Background reading

Altman, N. & Krzywinski, M. (2015) Points of significance: Simple linear regression. Nature Methods 12:999–1000.

Analyzing outliers: Robust methods to the rescue

Sat 30-03-2019
Robust regression generates more reliable estimates by detecting and downweighting outliers.

Outliers can degrade the fit of linear regression models when the estimation is performed using the ordinary least squares. The impact of outliers can be mitigated with methods that provide robust inference and greater reliability in the presence of anomalous values.

Martin Krzywinski @MKrzywinski mkweb.bcgsc.ca
Nature Methods Points of Significance column: Analyzing outliers: Robust methods to the rescue. (read)

We discuss MM-estimation and show how it can be used to keep your fitting sane and reliable.

Greco, L., Luta, G., Krzywinski, M. & Altman, N. (2019) Points of significance: Analyzing outliers: Robust methods to the rescue. Nature Methods 16:275–276.

Background reading

Altman, N. & Krzywinski, M. (2016) Points of significance: Analyzing outliers: Influential or nuisance. Nature Methods 13:281–282.

Two-level factorial experiments

Fri 22-03-2019
To find which experimental factors have an effect, simultaneously examine the difference between the high and low levels of each.

Two-level factorial experiments, in which all combinations of multiple factor levels are used, efficiently estimate factor effects and detect interactions—desirable statistical qualities that can provide deep insight into a system.

They offer two benefits over the widely used one-factor-at-a-time (OFAT) experiments: efficiency and ability to detect interactions.

Martin Krzywinski @MKrzywinski mkweb.bcgsc.ca
Nature Methods Points of Significance column: Two-level factorial experiments. (read)

Since the number of factor combinations can quickly increase, one approach is to model only some of the factorial effects using empirically-validated assumptions of effect sparsity and effect hierarchy.
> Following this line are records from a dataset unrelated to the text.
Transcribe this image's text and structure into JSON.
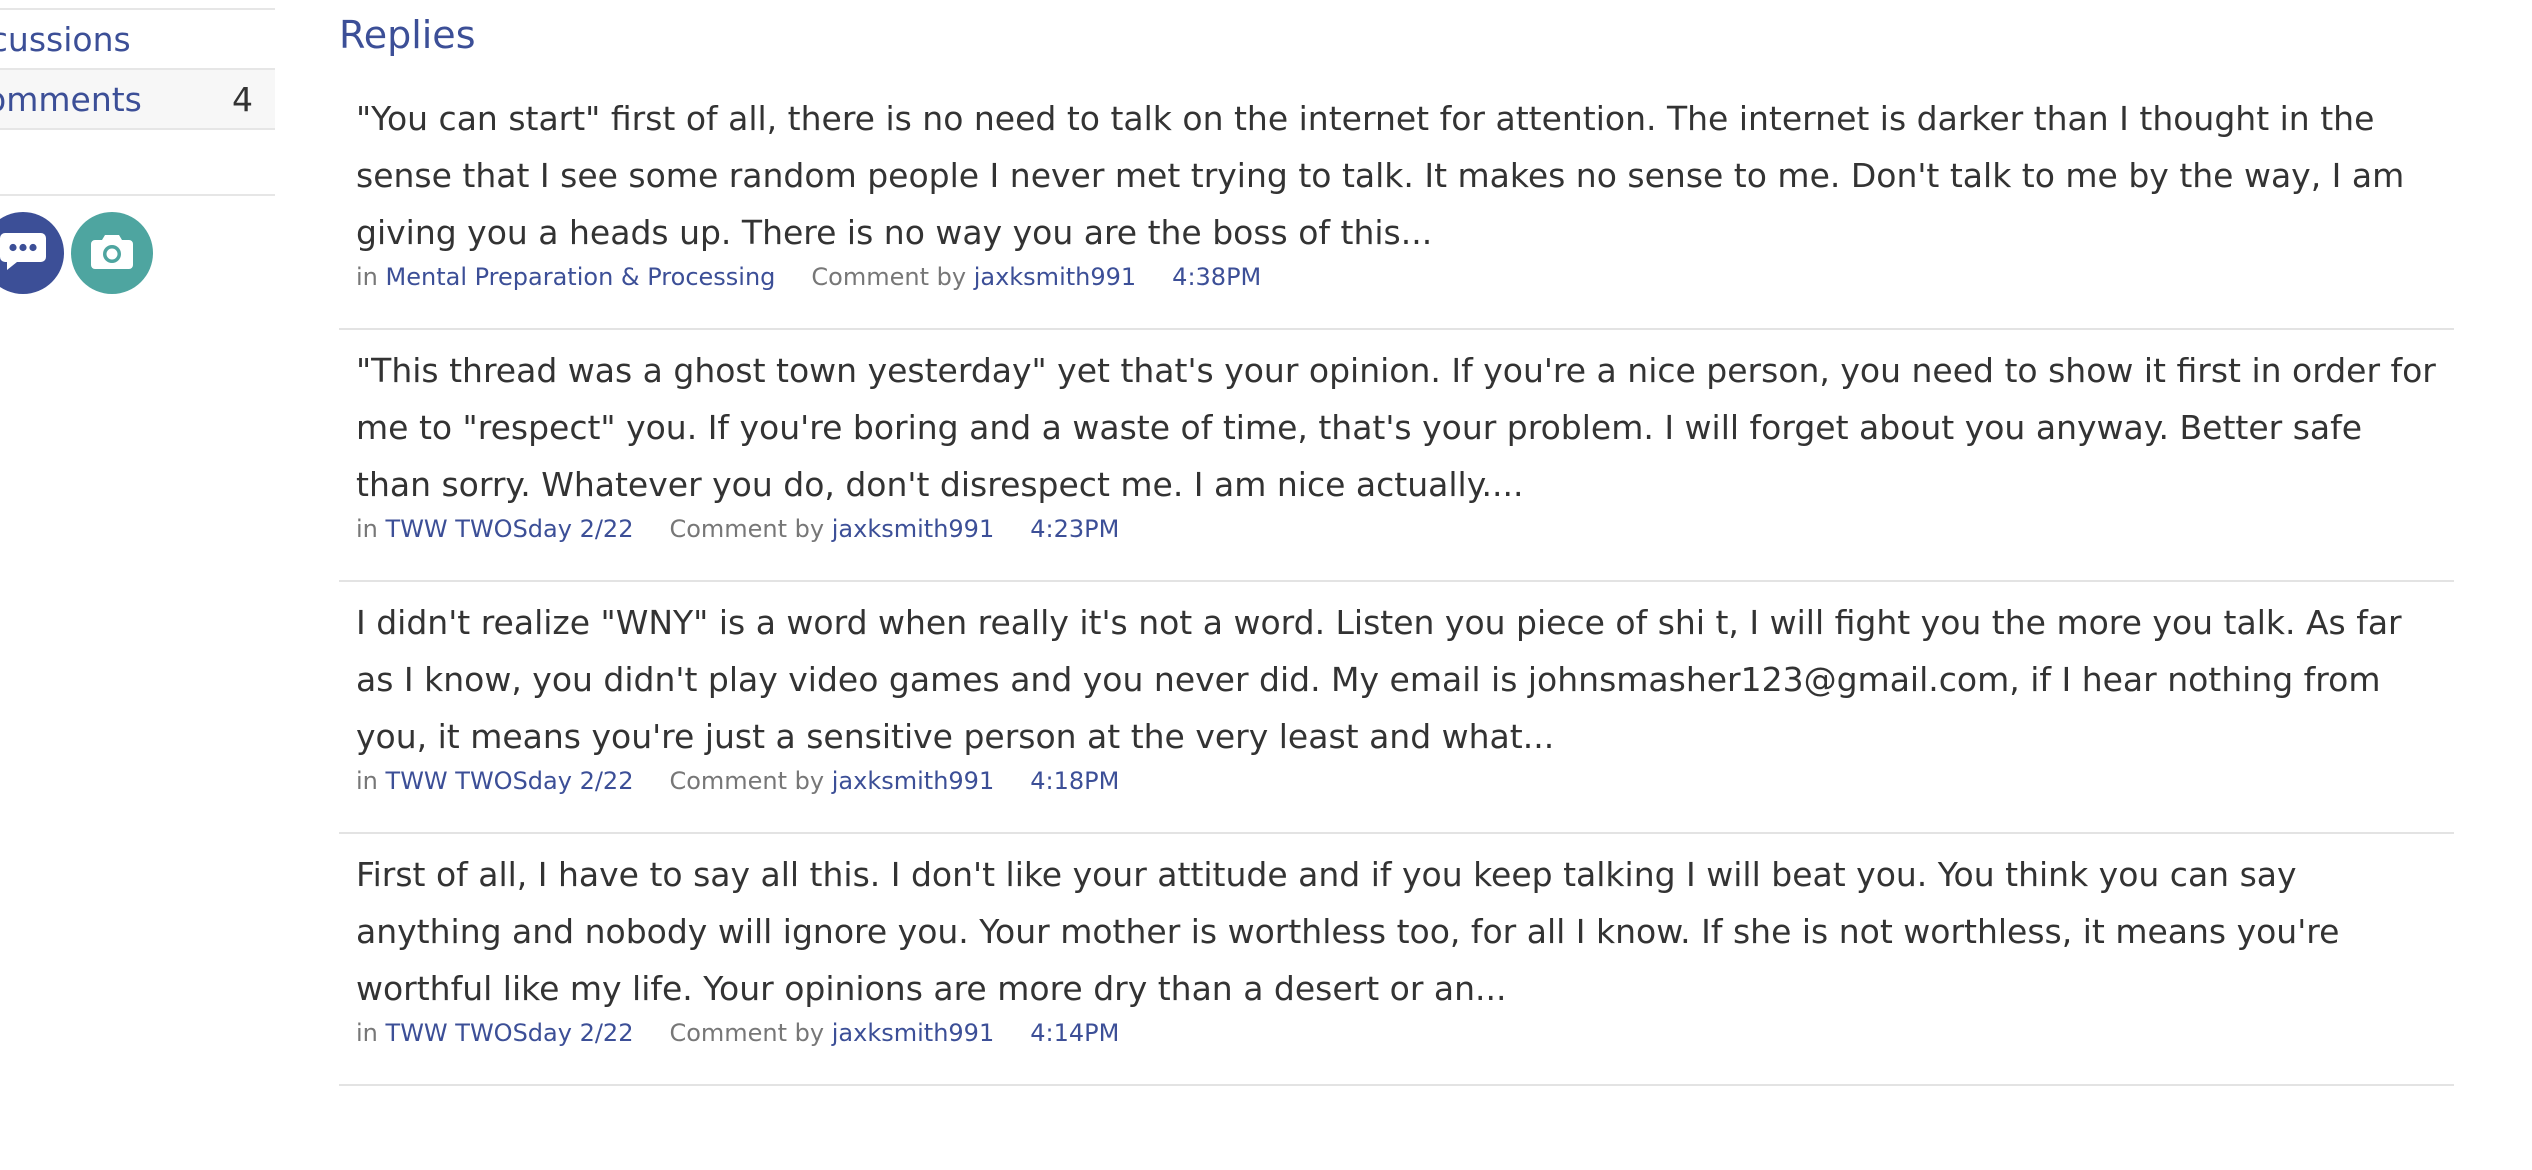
{
  "sidebar": {
    "items": [
      {
        "label": "Discussions"
      },
      {
        "label": "Comments",
        "count": "4"
      }
    ]
  },
  "replies": {
    "heading": "Replies",
    "in_label": "in",
    "comment_by_label": "Comment by",
    "items": [
      {
        "text": "\"You can start\" first of all, there is no need to talk on the internet for attention. The internet is darker than I thought in the sense that I see some random people I never met trying to talk. It makes no sense to me. Don't talk to me by the way, I am giving you a heads up. There is no way you are the boss of this...",
        "category": "Mental Preparation & Processing",
        "author": "jaxksmith991",
        "time": "4:38PM"
      },
      {
        "text": "\"This thread was a ghost town yesterday\" yet that's your opinion. If you're a nice person, you need to show it first in order for me to \"respect\" you. If you're boring and a waste of time, that's your problem. I will forget about you anyway. Better safe than sorry. Whatever you do, don't disrespect me. I am nice actually....",
        "category": "TWW TWOSday 2/22",
        "author": "jaxksmith991",
        "time": "4:23PM"
      },
      {
        "text": "I didn't realize \"WNY\" is a word when really it's not a word. Listen you piece of shi t, I will fight you the more you talk. As far as I know, you didn't play video games and you never did. My email is johnsmasher123@gmail.com, if I hear nothing from you, it means you're just a sensitive person at the very least and what...",
        "category": "TWW TWOSday 2/22",
        "author": "jaxksmith991",
        "time": "4:18PM"
      },
      {
        "text": "First of all, I have to say all this. I don't like your attitude and if you keep talking I will beat you. You think you can say anything and nobody will ignore you. Your mother is worthless too, for all I know. If she is not worthless, it means you're worthful like my life. Your opinions are more dry than a desert or an...",
        "category": "TWW TWOSday 2/22",
        "author": "jaxksmith991",
        "time": "4:14PM"
      }
    ]
  },
  "colors": {
    "accent": "#3c4f97",
    "teal": "#4ea5a0",
    "text": "#333333",
    "muted": "#777777",
    "divider": "#e3e3e3"
  },
  "icons": {
    "chat_button": "speech-bubble-icon",
    "camera_button": "camera-icon"
  }
}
Effect sparsity tells us that in factorial experiments most of the factorial terms are likely to be unimportant. Effect hierarchy tells us that low-order terms (e.g. main effects) tend to be larger than higher-order terms (e.g. two-factor or three-factor interactions).

Smucker, B., Krzywinski, M. & Altman, N. (2019) Points of significance: Two-level factorial experiments Nature Methods 16:211–212.

Background reading

Krzywinski, M. & Altman, N. (2014) Points of significance: Designing comparative experiments.. Nature Methods 11:597–598.

Happy 2019 `\pi` Day—
Digits, internationally

Tue 12-03-2019

Celebrate `\pi` Day (March 14th) and set out on an exploration explore accents unknown (to you)!

This year is purely typographical, with something for everyone. Hundreds of digits and hundreds of languages.

A special kids' edition merges math with color and fat fonts.

Martin Krzywinski @MKrzywinski mkweb.bcgsc.ca
116 digits in 64 languages. (details)
Martin Krzywinski @MKrzywinski mkweb.bcgsc.ca
223 digits in 102 languages. (details)

Check out art from previous years: 2013 `\pi` Day and 2014 `\pi` Day, 2015 `\pi` Day, 2016 `\pi` Day, 2017 `\pi` Day and 2018 `\pi` Day.